Carisoprodol, marketed under the brand name Soma among others, is a prescription drug marketed since 1959. It is a centrally acting skeletal muscle relaxant of the carbamate class and produces all the effects associated with barbiturates.
The reference site for Carisoprodol
WHAT IS Carisoprodol?
Carisoprodol, marketed under the brand name Soma among others, is a prescription drug marketed since 1959. It is a centrally acting skeletal muscle relaxant of the carbamate class and produces all the effects associated with barbiturates. It is a prodrug and is both structurally and pharmacologically related to meprobamate. The major metabolic pathway of carisoprodol involves its conversion to meprobamate, a barbiturate-like drug.
Brand Name(s): Soma, Rela
CAS nº: 78-44-4
The sections below will provide you with more specific information and guidelines related to Carisoprodol and its correct use. Please read them carefully.
Carisoprodol is a muscle relaxer that blocks pain sensations between the nerves and the brain.
Carisoprodol may also be used for purposes not listed in this medication guide.
Please visit the official site of the FDA for further information.
Why is this medication prescribed?
Carisoprodol, a muscle relaxant, is used with rest, physical therapy, and other measures to relax muscles and relieve pain and discomfort caused by strains, sprains, and other muscle injuries.
This medication is sometimes prescribed for other uses; ask your doctor or pharmacist for more information.
What special precautions should I follow?
Before taking carisoprodol,
- tell your doctor and pharmacist if you are allergic to carisoprodol, meprobamate (Equanil, Meprospan, Miltown, Neuramate), or any other drugs.
- tell your doctor and pharmacist what prescription and nonprescription medications you are taking, especially medications for allergies, coughs, or colds; muscle relaxants; sedatives; sleeping pills; tranquilizers; and vitamins.
- tell your doctor if you have or have ever had kidney or liver disease.
- tell your doctor if you are pregnant, plan to become pregnant, or are breast-feeding. If you become pregnant while taking carisoprodol, call your doctor.
- you should know that this drug may make you drowsy. Do not drive a car or operate machinery until you know how carisoprodol affects you.
- remember that alcohol can add to the drowsiness caused by this drug.
What should I do if I forget a dose?
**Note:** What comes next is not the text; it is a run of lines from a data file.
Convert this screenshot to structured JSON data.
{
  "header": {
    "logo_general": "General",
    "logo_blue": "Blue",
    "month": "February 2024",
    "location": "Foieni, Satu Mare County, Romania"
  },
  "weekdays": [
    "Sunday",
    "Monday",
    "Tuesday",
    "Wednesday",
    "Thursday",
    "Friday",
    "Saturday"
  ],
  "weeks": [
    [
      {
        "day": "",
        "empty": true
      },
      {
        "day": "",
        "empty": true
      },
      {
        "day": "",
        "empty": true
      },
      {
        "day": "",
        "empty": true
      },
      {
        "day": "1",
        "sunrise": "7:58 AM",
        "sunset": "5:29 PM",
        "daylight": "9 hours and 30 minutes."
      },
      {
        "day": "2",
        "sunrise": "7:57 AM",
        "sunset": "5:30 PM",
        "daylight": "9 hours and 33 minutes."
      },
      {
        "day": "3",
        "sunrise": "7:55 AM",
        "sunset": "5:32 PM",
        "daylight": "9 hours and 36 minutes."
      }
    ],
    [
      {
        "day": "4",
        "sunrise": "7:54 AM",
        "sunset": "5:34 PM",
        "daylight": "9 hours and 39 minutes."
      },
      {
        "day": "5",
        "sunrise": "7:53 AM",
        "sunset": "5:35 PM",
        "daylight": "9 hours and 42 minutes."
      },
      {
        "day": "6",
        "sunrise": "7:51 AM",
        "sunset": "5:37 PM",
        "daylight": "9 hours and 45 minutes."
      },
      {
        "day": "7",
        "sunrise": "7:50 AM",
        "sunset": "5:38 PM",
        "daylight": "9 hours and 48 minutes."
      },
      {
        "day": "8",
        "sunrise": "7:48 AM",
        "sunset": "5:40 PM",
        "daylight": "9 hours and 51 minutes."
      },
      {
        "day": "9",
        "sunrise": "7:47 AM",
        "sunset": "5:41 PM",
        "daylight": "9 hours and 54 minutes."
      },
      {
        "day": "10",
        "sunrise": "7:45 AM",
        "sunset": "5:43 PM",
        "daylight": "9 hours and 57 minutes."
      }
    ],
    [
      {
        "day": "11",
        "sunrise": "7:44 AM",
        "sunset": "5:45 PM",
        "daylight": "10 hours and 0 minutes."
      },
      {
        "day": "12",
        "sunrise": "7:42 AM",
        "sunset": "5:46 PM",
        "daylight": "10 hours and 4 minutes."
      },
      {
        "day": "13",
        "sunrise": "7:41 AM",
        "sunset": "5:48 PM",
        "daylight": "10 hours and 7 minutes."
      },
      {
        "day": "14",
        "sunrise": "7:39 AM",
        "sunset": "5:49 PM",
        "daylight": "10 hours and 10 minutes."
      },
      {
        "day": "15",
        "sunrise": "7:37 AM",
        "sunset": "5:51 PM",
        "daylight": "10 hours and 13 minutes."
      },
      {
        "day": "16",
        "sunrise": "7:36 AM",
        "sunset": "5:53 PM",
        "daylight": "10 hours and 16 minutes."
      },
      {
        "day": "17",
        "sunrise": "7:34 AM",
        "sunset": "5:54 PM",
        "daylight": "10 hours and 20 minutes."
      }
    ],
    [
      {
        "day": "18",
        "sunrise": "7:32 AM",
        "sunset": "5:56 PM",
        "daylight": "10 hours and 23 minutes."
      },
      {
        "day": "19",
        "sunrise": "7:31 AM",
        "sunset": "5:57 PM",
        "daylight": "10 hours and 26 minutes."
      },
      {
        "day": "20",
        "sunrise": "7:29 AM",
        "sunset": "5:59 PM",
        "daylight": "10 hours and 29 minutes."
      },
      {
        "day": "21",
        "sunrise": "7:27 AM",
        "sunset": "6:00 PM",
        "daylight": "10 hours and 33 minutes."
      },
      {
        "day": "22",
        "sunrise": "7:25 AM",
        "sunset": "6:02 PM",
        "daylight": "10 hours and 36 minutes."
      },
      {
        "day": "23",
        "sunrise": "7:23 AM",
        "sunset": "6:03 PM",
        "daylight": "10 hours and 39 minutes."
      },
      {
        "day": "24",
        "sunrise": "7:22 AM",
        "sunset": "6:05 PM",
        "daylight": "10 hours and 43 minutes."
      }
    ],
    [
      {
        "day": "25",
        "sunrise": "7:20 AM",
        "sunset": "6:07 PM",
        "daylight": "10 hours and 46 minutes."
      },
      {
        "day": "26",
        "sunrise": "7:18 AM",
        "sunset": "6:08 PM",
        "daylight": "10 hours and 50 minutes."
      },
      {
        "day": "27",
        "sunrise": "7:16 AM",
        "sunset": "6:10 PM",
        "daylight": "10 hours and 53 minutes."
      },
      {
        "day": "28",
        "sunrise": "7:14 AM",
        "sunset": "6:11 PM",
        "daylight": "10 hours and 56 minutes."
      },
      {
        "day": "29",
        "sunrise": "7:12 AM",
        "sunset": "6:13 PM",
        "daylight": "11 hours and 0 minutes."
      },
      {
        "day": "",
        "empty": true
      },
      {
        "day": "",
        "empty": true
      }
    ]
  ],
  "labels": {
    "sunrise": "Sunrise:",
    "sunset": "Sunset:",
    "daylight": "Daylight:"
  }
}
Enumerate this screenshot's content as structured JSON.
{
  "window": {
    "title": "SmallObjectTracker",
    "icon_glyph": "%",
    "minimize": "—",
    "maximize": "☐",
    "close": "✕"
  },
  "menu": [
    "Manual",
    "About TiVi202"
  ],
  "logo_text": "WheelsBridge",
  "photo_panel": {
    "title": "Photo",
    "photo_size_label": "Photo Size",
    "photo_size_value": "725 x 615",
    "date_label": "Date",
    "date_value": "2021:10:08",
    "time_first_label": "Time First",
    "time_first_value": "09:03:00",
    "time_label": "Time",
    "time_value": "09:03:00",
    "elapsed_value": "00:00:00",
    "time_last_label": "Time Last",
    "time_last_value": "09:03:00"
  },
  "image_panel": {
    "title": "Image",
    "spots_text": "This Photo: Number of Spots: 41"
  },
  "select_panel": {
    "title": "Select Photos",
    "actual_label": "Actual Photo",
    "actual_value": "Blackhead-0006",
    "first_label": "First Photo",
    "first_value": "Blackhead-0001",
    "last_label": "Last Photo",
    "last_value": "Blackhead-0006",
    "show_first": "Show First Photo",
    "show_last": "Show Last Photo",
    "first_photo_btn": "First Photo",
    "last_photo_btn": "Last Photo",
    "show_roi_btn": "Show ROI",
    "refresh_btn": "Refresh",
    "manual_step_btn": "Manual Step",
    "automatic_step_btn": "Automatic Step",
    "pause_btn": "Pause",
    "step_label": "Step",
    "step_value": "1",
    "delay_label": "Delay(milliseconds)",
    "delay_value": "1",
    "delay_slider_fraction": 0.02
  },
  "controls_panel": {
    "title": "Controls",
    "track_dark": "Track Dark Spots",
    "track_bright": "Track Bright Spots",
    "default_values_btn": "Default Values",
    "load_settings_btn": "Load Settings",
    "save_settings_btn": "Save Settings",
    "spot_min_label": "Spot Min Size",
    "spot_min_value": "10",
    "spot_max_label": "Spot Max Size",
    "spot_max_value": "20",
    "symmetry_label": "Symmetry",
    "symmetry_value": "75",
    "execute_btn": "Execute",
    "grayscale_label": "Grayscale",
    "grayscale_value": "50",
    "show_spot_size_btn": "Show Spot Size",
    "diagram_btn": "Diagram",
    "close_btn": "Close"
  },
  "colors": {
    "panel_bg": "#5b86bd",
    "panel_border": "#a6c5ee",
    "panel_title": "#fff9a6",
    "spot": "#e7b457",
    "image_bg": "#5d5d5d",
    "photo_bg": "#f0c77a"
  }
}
Take the missed dose as soon as you remember it. However, if it is almost time for the next dose, skip the missed dose and continue your regular dosing schedule. Do not take a double dose to make up for a missed one.
What side effects can this medication cause?
Carisoprodol may cause side effects. Tell your doctor if any of these symptoms are severe or do not go away:
- fast heart rate
- upset stomach
- skin rash
If you experience any of the following symptoms, call your doctor immediately:
- difficulty breathing
- burning in the eyes
If you experience a serious side effect, you or your doctor may send a report to the Food and Drug Administration’s (FDA) MedWatch Adverse Event Reporting program online (http://www.fda.gov/Safety/MedWatch) or by phone (1-800-332-1088).
What storage conditions are needed for this medicine?
Keep this medication in the container it came in, tightly closed, and out of reach of children. Store it at room temperature and away from moisture and heat (not in the bathroom). Throw away any medication that is outdated or no longer needed. Talk to your pharmacist about the proper disposal of your medication.
In case of an emergency/overdose
In case of overdose, call your local poison control center at 1-800-222-1222. If the victim has collapsed or is not breathing, call local emergency services at 911.
PICTURES OF CARISOPRODOL PILLS
Below you will find images and specific information on the principal types of carisoprodol that exist, including their respective brand name(s), strength, inscription codes and manufacturers.
The information below includes general information and guidelines for patients taking this medication and should never be used to substitute professional medical advice that can be provided by a qualified physician or family doctor.